_What this task involves:_ Working through the lines below, return each one that holds "overpass".

============

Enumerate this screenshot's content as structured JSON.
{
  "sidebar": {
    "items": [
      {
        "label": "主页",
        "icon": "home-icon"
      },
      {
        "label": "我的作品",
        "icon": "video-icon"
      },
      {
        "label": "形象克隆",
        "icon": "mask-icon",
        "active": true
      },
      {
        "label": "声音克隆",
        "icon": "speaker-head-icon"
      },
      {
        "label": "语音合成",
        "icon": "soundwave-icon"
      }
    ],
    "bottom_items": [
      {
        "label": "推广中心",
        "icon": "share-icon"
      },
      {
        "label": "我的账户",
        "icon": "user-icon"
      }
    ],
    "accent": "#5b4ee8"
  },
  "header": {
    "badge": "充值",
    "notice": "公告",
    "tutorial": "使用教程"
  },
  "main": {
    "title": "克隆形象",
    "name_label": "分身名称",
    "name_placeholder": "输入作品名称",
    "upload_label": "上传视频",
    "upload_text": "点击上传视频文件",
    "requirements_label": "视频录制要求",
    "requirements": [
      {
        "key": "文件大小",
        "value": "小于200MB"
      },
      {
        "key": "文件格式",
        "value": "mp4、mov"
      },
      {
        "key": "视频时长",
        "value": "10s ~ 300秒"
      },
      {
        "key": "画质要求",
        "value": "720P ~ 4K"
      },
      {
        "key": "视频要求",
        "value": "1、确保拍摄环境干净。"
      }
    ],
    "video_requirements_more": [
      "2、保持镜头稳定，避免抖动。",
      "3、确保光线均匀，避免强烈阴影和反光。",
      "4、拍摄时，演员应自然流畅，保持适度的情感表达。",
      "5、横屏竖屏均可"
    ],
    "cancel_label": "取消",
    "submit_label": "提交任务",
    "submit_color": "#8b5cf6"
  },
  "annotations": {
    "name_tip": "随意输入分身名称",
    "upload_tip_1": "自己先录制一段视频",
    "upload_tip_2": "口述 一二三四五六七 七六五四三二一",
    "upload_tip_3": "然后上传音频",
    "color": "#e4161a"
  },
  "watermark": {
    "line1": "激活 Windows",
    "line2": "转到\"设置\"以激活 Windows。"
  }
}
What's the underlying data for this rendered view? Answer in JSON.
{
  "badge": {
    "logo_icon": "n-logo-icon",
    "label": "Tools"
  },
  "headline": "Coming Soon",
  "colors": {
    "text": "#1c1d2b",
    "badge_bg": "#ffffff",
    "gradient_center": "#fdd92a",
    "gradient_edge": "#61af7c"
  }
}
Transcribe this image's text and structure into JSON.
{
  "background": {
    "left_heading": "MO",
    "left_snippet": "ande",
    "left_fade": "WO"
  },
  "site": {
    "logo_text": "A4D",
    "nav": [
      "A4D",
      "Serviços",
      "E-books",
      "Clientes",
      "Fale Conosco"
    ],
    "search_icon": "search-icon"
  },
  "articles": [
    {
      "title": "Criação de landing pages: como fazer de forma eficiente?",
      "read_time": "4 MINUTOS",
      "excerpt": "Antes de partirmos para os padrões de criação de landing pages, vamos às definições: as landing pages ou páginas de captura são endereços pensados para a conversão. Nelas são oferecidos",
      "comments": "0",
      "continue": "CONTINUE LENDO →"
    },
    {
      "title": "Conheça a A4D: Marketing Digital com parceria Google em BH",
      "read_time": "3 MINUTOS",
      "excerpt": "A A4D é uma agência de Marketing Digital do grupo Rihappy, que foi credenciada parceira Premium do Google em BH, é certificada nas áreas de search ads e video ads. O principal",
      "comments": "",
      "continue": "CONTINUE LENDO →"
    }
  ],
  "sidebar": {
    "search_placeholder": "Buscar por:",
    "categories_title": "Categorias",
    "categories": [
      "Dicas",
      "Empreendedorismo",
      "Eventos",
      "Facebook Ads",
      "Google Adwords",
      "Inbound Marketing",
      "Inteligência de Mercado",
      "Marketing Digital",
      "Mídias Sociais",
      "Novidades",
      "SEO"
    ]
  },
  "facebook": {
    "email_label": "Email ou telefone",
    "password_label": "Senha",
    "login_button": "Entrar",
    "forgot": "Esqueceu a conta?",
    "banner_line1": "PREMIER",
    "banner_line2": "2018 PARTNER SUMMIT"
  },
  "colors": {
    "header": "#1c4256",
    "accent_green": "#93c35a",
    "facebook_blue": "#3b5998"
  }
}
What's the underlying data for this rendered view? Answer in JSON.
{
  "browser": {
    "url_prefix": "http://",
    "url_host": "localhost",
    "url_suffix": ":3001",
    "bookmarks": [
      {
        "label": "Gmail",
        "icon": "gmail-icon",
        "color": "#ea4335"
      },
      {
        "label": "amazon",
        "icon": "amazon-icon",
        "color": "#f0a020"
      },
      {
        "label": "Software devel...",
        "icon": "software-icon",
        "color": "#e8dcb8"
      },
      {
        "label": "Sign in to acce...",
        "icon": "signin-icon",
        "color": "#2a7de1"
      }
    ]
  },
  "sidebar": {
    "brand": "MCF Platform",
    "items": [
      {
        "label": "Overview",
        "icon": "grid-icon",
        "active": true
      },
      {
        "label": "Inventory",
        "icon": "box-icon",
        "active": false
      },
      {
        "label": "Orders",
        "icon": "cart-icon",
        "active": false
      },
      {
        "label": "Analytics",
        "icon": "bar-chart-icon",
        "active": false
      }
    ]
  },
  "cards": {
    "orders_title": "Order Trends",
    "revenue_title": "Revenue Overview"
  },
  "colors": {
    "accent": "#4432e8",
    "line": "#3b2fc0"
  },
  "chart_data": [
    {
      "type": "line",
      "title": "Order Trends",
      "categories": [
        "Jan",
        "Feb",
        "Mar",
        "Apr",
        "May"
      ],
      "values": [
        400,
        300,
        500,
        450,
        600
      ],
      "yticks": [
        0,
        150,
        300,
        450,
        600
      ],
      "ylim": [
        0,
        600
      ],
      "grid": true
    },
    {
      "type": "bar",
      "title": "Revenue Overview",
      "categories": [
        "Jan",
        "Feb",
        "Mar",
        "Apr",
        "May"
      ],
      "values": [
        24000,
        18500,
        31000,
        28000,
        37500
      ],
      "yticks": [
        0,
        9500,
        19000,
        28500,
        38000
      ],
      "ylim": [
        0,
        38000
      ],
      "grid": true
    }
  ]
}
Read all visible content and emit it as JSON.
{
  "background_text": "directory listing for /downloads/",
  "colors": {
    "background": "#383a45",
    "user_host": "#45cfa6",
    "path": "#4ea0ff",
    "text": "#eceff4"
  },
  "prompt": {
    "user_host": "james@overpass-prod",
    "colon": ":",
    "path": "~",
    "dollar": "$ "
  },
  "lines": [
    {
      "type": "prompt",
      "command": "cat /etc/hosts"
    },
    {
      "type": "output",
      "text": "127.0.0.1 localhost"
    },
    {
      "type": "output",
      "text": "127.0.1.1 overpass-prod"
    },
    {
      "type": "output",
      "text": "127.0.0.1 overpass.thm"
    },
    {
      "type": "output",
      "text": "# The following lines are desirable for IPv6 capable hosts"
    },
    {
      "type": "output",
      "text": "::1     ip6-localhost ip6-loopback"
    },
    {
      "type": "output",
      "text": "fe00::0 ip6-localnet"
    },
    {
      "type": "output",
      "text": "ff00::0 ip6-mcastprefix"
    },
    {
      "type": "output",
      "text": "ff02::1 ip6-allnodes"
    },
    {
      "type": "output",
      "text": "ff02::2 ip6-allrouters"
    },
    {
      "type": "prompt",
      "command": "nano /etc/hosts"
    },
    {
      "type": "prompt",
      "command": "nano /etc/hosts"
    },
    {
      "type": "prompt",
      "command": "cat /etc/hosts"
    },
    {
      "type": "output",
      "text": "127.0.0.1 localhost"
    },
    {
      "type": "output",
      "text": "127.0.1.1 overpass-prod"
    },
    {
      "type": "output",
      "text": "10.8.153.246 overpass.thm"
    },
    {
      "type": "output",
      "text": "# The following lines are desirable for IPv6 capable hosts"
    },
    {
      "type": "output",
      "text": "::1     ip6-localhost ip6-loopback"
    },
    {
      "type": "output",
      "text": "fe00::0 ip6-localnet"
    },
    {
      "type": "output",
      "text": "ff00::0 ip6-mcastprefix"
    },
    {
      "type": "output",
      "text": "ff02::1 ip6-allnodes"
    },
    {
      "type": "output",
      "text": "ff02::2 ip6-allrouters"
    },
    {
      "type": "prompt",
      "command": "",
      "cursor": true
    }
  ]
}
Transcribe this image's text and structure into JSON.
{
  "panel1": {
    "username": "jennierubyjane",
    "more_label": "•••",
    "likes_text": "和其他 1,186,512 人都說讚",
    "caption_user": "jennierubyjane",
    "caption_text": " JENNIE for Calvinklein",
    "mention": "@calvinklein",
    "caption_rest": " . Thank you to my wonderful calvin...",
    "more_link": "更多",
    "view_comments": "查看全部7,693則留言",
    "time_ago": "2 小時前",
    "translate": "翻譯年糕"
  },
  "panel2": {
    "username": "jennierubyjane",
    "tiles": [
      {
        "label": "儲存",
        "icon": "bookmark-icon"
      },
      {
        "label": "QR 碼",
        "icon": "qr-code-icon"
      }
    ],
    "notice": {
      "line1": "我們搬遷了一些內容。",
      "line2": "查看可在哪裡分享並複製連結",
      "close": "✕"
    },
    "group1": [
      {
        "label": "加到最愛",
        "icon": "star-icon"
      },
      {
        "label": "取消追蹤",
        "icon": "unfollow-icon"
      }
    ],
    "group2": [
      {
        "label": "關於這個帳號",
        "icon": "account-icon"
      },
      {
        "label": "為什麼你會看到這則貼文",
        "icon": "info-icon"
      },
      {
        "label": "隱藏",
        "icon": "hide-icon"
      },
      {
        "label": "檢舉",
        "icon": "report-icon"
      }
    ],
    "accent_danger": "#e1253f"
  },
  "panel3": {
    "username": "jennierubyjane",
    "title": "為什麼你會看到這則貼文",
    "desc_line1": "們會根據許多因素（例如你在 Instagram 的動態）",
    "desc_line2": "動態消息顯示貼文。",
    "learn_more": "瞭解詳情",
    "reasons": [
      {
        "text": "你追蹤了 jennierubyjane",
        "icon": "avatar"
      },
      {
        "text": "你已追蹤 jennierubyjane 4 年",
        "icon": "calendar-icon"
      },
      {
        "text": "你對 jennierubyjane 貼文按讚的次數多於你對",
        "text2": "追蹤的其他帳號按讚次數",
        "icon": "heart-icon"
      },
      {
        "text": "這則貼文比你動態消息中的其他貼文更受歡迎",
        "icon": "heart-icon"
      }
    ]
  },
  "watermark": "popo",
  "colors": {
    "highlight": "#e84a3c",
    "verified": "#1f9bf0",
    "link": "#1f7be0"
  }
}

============

_Solution to this exercise:_
    "user_host": "james@overpass-prod",
      "text": "127.0.1.1 overpass-prod"
      "text": "127.0.0.1 overpass.thm"
      "text": "127.0.1.1 overpass-prod"
      "text": "10.8.153.246 overpass.thm"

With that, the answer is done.